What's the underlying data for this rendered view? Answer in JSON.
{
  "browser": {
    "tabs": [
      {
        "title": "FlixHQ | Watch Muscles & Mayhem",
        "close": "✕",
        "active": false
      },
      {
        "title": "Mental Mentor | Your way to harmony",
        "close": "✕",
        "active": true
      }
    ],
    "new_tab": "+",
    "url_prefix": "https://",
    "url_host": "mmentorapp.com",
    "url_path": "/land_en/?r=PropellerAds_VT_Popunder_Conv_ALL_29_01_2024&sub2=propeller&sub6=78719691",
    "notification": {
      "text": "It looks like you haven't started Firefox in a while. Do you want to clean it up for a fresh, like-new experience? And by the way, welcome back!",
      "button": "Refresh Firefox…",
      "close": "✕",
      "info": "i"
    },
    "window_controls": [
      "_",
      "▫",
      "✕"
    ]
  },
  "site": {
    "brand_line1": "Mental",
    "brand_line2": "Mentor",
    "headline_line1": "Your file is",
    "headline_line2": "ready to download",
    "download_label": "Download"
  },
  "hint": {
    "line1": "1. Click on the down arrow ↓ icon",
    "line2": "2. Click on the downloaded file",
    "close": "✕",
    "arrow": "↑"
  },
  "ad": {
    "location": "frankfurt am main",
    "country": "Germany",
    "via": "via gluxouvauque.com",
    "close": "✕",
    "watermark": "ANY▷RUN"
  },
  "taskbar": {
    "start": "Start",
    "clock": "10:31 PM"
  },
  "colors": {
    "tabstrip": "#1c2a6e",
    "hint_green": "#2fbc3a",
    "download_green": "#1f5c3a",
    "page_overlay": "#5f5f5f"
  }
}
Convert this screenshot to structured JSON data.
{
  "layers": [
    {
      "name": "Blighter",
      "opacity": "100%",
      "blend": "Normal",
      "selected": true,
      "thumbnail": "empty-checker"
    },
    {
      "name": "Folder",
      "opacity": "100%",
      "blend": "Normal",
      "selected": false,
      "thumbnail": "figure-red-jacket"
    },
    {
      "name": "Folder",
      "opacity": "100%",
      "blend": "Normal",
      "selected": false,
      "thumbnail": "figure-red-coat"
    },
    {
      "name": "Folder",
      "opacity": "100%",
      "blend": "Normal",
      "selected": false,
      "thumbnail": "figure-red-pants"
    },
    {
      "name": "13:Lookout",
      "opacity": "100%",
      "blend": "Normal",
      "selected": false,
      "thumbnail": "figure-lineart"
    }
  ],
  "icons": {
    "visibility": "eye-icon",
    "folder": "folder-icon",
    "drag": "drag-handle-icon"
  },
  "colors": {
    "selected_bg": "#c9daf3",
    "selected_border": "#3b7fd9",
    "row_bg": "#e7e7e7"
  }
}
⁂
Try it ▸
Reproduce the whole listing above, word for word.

Solution to the exercise ▸
What's the underlying data for this rendered view? Answer in JSON.
{
  "browser": {
    "tabs": [
      {
        "title": "FlixHQ | Watch Muscles & Mayhem",
        "close": "✕",
        "active": false
      },
      {
        "title": "Mental Mentor | Your way to harmony",
        "close": "✕",
        "active": true
      }
    ],
    "new_tab": "+",
    "url_prefix": "https://",
    "url_host": "mmentorapp.com",
    "url_path": "/land_en/?r=PropellerAds_VT_Popunder_Conv_ALL_29_01_2024&sub2=propeller&sub6=78719691",
    "notification": {
      "text": "It looks like you haven't started Firefox in a while. Do you want to clean it up for a fresh, like-new experience? And by the way, welcome back!",
      "button": "Refresh Firefox…",
      "close": "✕",
      "info": "i"
    },
    "window_controls": [
      "_",
      "▫",
      "✕"
    ]
  },
  "site": {
    "brand_line1": "Mental",
    "brand_line2": "Mentor",
    "headline_line1": "Your file is",
    "headline_line2": "ready to download",
    "download_label": "Download"
  },
  "hint": {
    "line1": "1. Click on the down arrow ↓ icon",
    "line2": "2. Click on the downloaded file",
    "close": "✕",
    "arrow": "↑"
  },
  "ad": {
    "location": "frankfurt am main",
    "country": "Germany",
    "via": "via gluxouvauque.com",
    "close": "✕",
    "watermark": "ANY▷RUN"
  },
  "taskbar": {
    "start": "Start",
    "clock": "10:31 PM"
  },
  "colors": {
    "tabstrip": "#1c2a6e",
    "hint_green": "#2fbc3a",
    "download_green": "#1f5c3a",
    "page_overlay": "#5f5f5f"
  }
}
Convert this screenshot to structured JSON data.
{
  "layers": [
    {
      "name": "Blighter",
      "opacity": "100%",
      "blend": "Normal",
      "selected": true,
      "thumbnail": "empty-checker"
    },
    {
      "name": "Folder",
      "opacity": "100%",
      "blend": "Normal",
      "selected": false,
      "thumbnail": "figure-red-jacket"
    },
    {
      "name": "Folder",
      "opacity": "100%",
      "blend": "Normal",
      "selected": false,
      "thumbnail": "figure-red-coat"
    },
    {
      "name": "Folder",
      "opacity": "100%",
      "blend": "Normal",
      "selected": false,
      "thumbnail": "figure-red-pants"
    },
    {
      "name": "13:Lookout",
      "opacity": "100%",
      "blend": "Normal",
      "selected": false,
      "thumbnail": "figure-lineart"
    }
  ],
  "icons": {
    "visibility": "eye-icon",
    "folder": "folder-icon",
    "drag": "drag-handle-icon"
  },
  "colors": {
    "selected_bg": "#c9daf3",
    "selected_border": "#3b7fd9",
    "row_bg": "#e7e7e7"
  }
}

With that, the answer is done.